• [PROBLEM TO SOLVE]: Return all lines in the data where the string "insoportable" can be found.
BEGIN DATA
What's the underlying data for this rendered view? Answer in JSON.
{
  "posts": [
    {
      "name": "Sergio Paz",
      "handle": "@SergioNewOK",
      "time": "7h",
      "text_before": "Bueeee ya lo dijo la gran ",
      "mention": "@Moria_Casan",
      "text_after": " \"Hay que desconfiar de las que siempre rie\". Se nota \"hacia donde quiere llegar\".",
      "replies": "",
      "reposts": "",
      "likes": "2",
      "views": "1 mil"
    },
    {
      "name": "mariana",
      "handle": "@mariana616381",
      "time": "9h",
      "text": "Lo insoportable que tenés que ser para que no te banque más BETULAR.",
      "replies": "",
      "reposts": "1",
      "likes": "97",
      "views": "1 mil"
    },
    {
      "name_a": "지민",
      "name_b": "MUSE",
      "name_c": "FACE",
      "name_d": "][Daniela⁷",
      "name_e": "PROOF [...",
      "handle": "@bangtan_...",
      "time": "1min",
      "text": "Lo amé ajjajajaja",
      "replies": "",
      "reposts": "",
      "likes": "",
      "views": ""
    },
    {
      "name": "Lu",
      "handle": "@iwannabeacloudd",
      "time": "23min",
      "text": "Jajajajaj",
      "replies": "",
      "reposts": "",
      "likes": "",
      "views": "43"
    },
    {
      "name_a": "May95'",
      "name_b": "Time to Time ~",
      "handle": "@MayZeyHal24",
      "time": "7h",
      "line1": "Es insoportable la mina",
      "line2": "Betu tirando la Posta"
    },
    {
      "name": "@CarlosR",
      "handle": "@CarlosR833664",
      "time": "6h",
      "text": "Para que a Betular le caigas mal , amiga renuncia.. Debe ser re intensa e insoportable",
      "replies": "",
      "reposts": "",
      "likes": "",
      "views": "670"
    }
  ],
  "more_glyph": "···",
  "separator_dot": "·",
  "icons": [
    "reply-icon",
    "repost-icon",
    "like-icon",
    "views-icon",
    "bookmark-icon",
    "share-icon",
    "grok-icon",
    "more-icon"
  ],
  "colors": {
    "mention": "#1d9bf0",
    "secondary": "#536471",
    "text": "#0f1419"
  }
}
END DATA
• [ANSWER TO THIS TASK]:
      "text": "Lo insoportable que tenés que ser para que no te banque más BETULAR.",
      "line1": "Es insoportable la mina",
      "text": "Para que a Betular le caigas mal , amiga renuncia.. Debe ser re intensa e insoportable",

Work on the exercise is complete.